ABN Debate: Brenner vs. Giovannoni on treating active MS

"In keeping with my current policy of uploading all of my presentations; the following are my slides that I used in my debate with Dr Brenner at the ABN is Glasgow. I managed to scrape home with a few swing voters; probably my staff who felt sorry for me."

"I built up my arguments against the motion by using a fictitious, but quite real, case study. In essence this lady had active MS in that her MRI was very active with an increase in lesion load, gadolinium enhancing lesions and progressive brain atrophy. But as she did not have overt clinical relapses I was not able to escalate her treatment to either fingolimod of natalizumab under the current NICE guidance. I also used surveys I had done  to show that the majority of my colleagues in the UK don't use MRI to monitor MS disease activity and  neither do they use guidelines that incorporate MRI into decision-making algorithms regarding switching or escalating DMTs. Therefore on the balance of probabilities the Judge did not find me negligent. The debate did however focus attention on NICE guidelines; the current guidelines leave many MSers in no man's land or in the middle of the so called DMT doughnut - with active disease on a platform therapy but not be able to access more effective second-line or escalation therapies as they don't fulfill NICE guidelines."

"The solution is obvious we need to lobby the NHS, preferably via the ABN, to change the DMT prescribing guidelines  to allow MSers access to more effective therapies early on, i.e. before MS does too much damage. Early aggressive treatment is not for everyone; however, in my opinion MSers should at least have the option of choosing these treatments up front."

"I also threw in a curved ball by getting Dr B in the case to prescribe  more active DMTs using a private prescription under the NHS; please note this was a fictitious scenario, but quite possible in the 'new NHS'. The socialists in the audience were horrified at Dr B's disregard for the sanctity of the NHS; i.e. free at point of access and equitable."

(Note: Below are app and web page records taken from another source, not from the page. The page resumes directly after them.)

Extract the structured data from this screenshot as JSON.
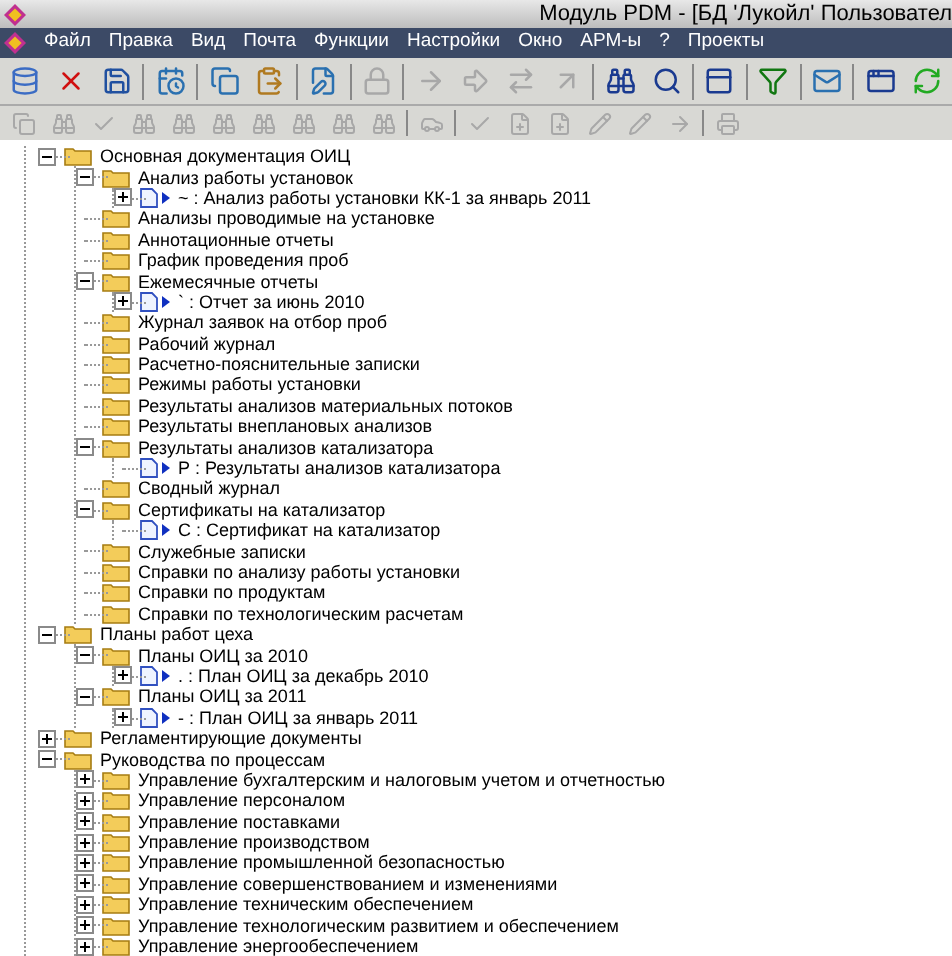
{
  "window": {
    "title": "Модуль PDM - [БД 'Лукойл' Пользовател"
  },
  "menu": [
    "Файл",
    "Правка",
    "Вид",
    "Почта",
    "Функции",
    "Настройки",
    "Окно",
    "АРМ-ы",
    "?",
    "Проекты"
  ],
  "toolbar": [
    {
      "disabled": false
    },
    {
      "disabled": false
    },
    {
      "disabled": false
    },
    {
      "disabled": false
    },
    {
      "disabled": false
    },
    {
      "disabled": false
    },
    {
      "disabled": false
    },
    {
      "disabled": true
    },
    {
      "disabled": true
    },
    {
      "disabled": true
    },
    {
      "disabled": true
    },
    {
      "disabled": true
    },
    {
      "disabled": false
    },
    {
      "disabled": false
    },
    {
      "disabled": false
    },
    {
      "disabled": false
    },
    {
      "disabled": false
    },
    {
      "disabled": false
    },
    {
      "disabled": false
    }
  ],
  "toolbar_2": [
    {
      "disabled": true
    },
    {
      "disabled": true
    },
    {
      "disabled": true
    },
    {
      "disabled": true
    },
    {
      "disabled": true
    },
    {
      "disabled": true
    },
    {
      "disabled": true
    },
    {
      "disabled": true
    },
    {
      "disabled": true
    },
    {
      "disabled": true
    },
    {
      "disabled": true
    },
    {
      "disabled": true
    },
    {
      "disabled": true
    },
    {
      "disabled": true
    },
    {
      "disabled": true
    },
    {
      "disabled": true
    },
    {
      "disabled": true
    },
    {
      "disabled": true
    }
  ],
  "tree": [
    {
      "label": "Основная документация ОИЦ",
      "kind": "folder",
      "expanded": true,
      "children": [
        {
          "label": "Анализ работы установок",
          "kind": "folder",
          "expanded": true,
          "children": [
            {
              "label": "~ : Анализ работы установки КК-1 за январь 2011",
              "kind": "document",
              "expanded": false
            }
          ]
        },
        {
          "label": "Анализы проводимые на установке",
          "kind": "folder"
        },
        {
          "label": "Аннотационные отчеты",
          "kind": "folder"
        },
        {
          "label": "График проведения проб",
          "kind": "folder"
        },
        {
          "label": "Ежемесячные отчеты",
          "kind": "folder",
          "expanded": true,
          "children": [
            {
              "label": "` : Отчет за июнь 2010",
              "kind": "document",
              "expanded": false
            }
          ]
        },
        {
          "label": "Журнал заявок на отбор проб",
          "kind": "folder"
        },
        {
          "label": "Рабочий журнал",
          "kind": "folder"
        },
        {
          "label": "Расчетно-пояснительные записки",
          "kind": "folder"
        },
        {
          "label": "Режимы работы установки",
          "kind": "folder"
        },
        {
          "label": "Результаты анализов материальных потоков",
          "kind": "folder"
        },
        {
          "label": "Результаты внеплановых анализов",
          "kind": "folder"
        },
        {
          "label": "Результаты анализов катализатора",
          "kind": "folder",
          "expanded": true,
          "children": [
            {
              "label": "Р : Результаты анализов катализатора",
              "kind": "document"
            }
          ]
        },
        {
          "label": "Сводный журнал",
          "kind": "folder"
        },
        {
          "label": "Сертификаты на катализатор",
          "kind": "folder",
          "expanded": true,
          "children": [
            {
              "label": "С : Сертификат на катализатор",
              "kind": "document"
            }
          ]
        },
        {
          "label": "Служебные записки",
          "kind": "folder"
        },
        {
          "label": "Справки по анализу работы установки",
          "kind": "folder"
        },
        {
          "label": "Справки по продуктам",
          "kind": "folder"
        },
        {
          "label": "Справки по технологическим расчетам",
          "kind": "folder"
        }
      ]
    },
    {
      "label": "Планы работ цеха",
      "kind": "folder",
      "expanded": true,
      "children": [
        {
          "label": "Планы ОИЦ за 2010",
          "kind": "folder",
          "expanded": true,
          "children": [
            {
              "label": ". : План ОИЦ за декабрь 2010",
              "kind": "document",
              "expanded": false
            }
          ]
        },
        {
          "label": "Планы ОИЦ за 2011",
          "kind": "folder",
          "expanded": true,
          "children": [
            {
              "label": "- : План ОИЦ за январь 2011",
              "kind": "document",
              "expanded": false
            }
          ]
        }
      ]
    },
    {
      "label": "Регламентирующие документы",
      "kind": "folder",
      "expanded": false
    },
    {
      "label": "Руководства по процессам",
      "kind": "folder",
      "expanded": true,
      "children": [
        {
          "label": "Управление бухгалтерским и налоговым учетом и отчетностью",
          "kind": "folder",
          "expanded": false
        },
        {
          "label": "Управление персоналом",
          "kind": "folder",
          "expanded": false
        },
        {
          "label": "Управление поставками",
          "kind": "folder",
          "expanded": false
        },
        {
          "label": "Управление производством",
          "kind": "folder",
          "expanded": false
        },
        {
          "label": "Управление промышленной безопасностью",
          "kind": "folder",
          "expanded": false
        },
        {
          "label": "Управление совершенствованием и изменениями",
          "kind": "folder",
          "expanded": false
        },
        {
          "label": "Управление техническим обеспечением",
          "kind": "folder",
          "expanded": false
        },
        {
          "label": "Управление технологическим развитием и обеспечением",
          "kind": "folder",
          "expanded": false
        },
        {
          "label": "Управление энергообеспечением",
          "kind": "folder",
          "expanded": false
        }
      ]
    }
  ]
}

"There are no winners and losers in these debates; the topic was chosen to highlight the thin line we have to tread in trying to keep the NHS affordable for all and our commitments and responsibilities to the individuals who we look after. In my opinion there is no compromise; we need to look after the individual and the politicians and public health doctors can look after the drug budgets and the population. May be this is wrong?"

Dr Brenner 0 - Professor Giovannoni 1
(Prof G may have cheated by presenting a fictitious case scenario; unfortunately the rules of engagement had not been defined so this is a moot point)